- What to work on -
Scan the material for the string "value" and copy out every line in which it occurs.

- Material to process -
== Segment start ==
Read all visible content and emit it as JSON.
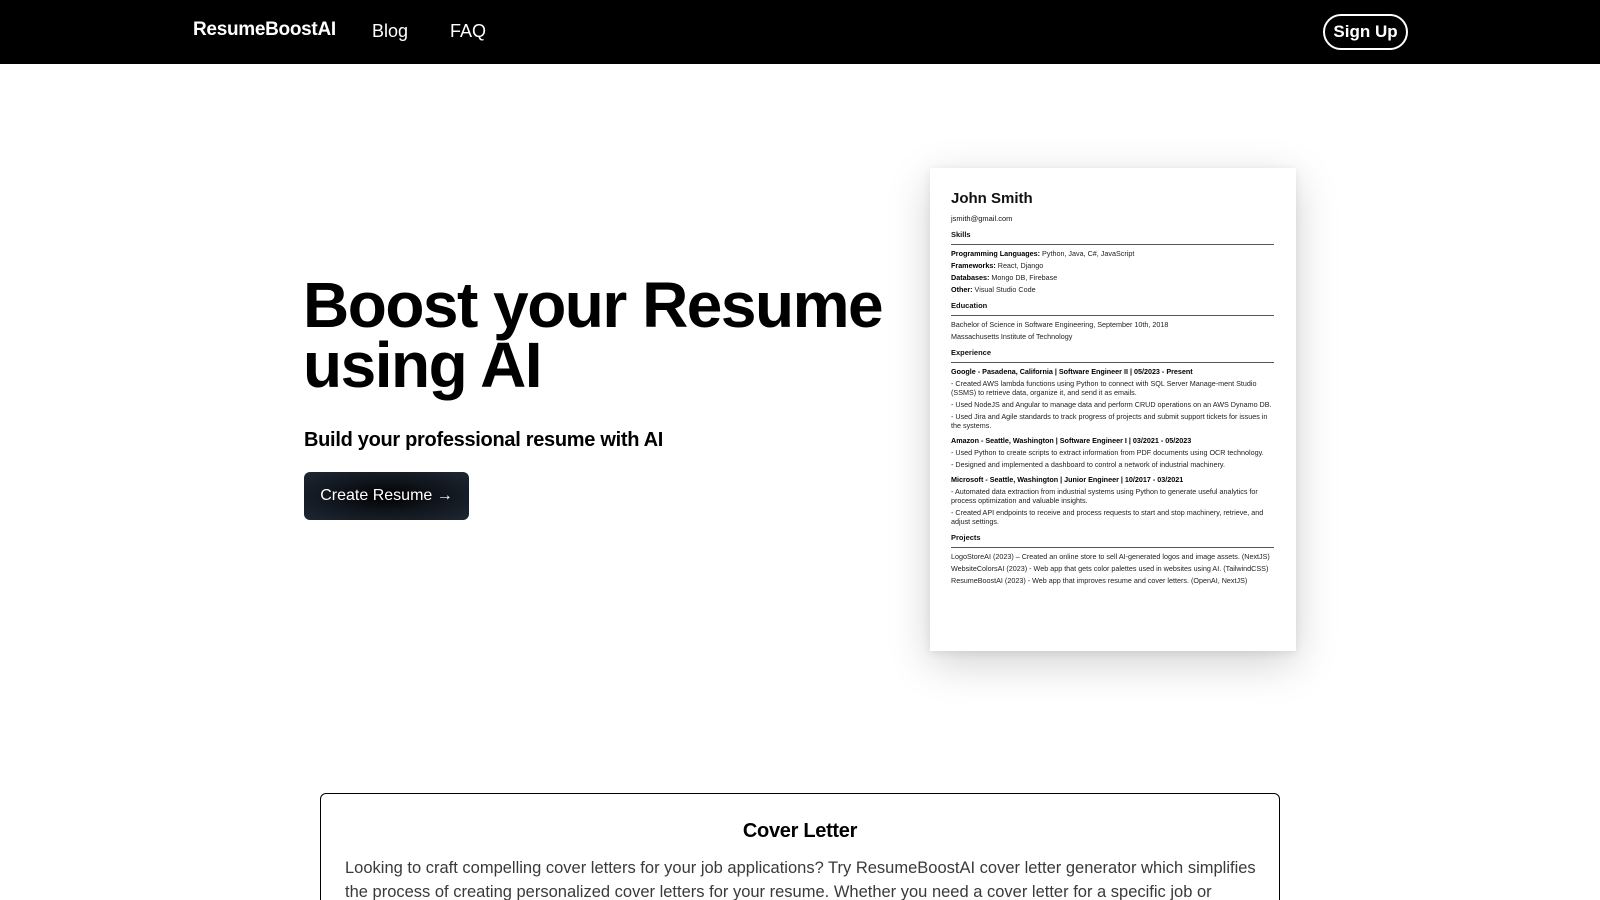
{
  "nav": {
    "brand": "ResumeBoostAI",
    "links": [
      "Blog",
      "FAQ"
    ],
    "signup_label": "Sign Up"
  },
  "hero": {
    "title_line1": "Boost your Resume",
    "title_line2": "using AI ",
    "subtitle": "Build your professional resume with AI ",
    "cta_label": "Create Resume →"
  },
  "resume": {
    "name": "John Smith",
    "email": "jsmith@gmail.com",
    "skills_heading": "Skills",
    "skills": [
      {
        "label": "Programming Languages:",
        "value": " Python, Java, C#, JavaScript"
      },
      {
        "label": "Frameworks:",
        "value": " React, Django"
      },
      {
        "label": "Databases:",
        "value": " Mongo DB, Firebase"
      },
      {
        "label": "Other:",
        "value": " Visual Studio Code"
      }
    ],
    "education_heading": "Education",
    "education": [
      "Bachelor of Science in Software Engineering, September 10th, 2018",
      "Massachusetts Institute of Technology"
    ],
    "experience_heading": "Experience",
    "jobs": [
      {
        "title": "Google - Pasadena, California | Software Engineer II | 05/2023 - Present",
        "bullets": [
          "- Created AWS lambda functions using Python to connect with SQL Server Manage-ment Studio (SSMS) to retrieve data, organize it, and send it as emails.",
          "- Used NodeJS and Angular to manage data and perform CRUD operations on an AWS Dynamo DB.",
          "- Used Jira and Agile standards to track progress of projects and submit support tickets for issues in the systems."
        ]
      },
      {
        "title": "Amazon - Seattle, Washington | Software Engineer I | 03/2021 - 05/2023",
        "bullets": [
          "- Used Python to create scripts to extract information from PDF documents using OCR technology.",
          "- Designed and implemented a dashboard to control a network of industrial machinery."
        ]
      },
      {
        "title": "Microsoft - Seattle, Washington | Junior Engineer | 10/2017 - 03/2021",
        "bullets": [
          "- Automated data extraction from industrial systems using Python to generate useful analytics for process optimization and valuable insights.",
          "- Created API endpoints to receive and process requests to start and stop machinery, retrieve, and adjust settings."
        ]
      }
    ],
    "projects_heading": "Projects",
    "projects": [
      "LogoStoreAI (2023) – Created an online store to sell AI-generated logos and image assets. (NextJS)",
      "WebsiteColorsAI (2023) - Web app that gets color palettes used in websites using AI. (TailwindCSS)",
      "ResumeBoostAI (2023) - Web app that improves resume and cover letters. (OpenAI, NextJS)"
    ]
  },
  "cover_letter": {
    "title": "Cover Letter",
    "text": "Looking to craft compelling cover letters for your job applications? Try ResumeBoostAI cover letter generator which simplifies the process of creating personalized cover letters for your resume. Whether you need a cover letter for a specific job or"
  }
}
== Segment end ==
- Your response -
        "value": " Python, Java, C#, JavaScript"
        "value": " React, Django"
        "value": " Mongo DB, Firebase"
        "value": " Visual Studio Code"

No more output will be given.